Write back every record verbatim.

(Records supplied)

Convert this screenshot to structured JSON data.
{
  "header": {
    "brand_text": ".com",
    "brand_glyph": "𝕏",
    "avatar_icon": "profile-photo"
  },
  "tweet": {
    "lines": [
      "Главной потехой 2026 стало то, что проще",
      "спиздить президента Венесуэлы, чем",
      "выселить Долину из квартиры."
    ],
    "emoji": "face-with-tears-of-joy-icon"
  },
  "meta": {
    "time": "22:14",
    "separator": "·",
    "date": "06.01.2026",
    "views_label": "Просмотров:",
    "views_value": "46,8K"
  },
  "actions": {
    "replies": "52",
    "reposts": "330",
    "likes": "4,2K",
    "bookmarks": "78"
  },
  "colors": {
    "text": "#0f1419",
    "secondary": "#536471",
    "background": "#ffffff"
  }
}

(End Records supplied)

#### Reply to the task:
Convert this screenshot to structured JSON data.
{
  "header": {
    "brand_text": ".com",
    "brand_glyph": "𝕏",
    "avatar_icon": "profile-photo"
  },
  "tweet": {
    "lines": [
      "Главной потехой 2026 стало то, что проще",
      "спиздить президента Венесуэлы, чем",
      "выселить Долину из квартиры."
    ],
    "emoji": "face-with-tears-of-joy-icon"
  },
  "meta": {
    "time": "22:14",
    "separator": "·",
    "date": "06.01.2026",
    "views_label": "Просмотров:",
    "views_value": "46,8K"
  },
  "actions": {
    "replies": "52",
    "reposts": "330",
    "likes": "4,2K",
    "bookmarks": "78"
  },
  "colors": {
    "text": "#0f1419",
    "secondary": "#536471",
    "background": "#ffffff"
  }
}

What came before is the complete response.